» Action item: State the count of lines below featuring the word "data", and write nothing further.

Items from an interface collection:
════════

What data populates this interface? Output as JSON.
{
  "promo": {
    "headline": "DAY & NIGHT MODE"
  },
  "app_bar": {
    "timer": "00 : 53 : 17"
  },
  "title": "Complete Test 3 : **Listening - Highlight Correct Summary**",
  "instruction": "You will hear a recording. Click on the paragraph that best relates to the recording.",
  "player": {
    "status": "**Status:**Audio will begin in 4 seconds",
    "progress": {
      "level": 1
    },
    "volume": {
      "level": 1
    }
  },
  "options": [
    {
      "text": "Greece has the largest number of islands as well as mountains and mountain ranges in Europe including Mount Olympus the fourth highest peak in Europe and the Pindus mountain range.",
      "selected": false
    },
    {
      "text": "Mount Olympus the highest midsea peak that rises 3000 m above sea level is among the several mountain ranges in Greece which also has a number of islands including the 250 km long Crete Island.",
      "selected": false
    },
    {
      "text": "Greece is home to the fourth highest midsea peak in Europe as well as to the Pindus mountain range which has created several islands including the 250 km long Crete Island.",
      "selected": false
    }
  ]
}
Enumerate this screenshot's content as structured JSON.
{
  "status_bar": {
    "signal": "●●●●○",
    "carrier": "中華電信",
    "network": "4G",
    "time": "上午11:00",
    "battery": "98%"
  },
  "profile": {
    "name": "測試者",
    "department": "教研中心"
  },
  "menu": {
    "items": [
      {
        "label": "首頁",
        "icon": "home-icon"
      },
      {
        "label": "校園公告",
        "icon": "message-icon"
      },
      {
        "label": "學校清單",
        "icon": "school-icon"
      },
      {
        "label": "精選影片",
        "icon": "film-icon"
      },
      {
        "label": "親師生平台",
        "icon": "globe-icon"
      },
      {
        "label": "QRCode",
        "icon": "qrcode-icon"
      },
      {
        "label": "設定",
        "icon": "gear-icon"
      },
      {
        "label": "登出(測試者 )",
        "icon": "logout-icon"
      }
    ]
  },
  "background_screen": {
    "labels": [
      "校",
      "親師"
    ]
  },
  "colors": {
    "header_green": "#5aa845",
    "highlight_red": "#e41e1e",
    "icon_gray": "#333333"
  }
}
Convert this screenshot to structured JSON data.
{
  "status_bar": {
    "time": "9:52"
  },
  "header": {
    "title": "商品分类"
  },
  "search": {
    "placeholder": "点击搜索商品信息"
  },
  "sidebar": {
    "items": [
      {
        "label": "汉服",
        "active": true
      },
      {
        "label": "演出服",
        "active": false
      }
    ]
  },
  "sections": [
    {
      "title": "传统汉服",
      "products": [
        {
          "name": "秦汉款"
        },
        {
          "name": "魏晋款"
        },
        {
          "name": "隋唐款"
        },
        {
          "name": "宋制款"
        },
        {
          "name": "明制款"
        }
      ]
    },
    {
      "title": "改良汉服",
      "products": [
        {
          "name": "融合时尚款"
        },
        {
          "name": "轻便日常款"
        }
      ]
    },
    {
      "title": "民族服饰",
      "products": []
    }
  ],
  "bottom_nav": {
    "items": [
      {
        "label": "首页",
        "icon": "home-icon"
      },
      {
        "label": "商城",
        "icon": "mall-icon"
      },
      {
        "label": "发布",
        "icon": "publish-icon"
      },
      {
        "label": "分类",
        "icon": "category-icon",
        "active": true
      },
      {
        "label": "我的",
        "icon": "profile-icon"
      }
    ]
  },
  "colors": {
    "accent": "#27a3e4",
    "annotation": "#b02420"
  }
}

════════

» Answer area: 2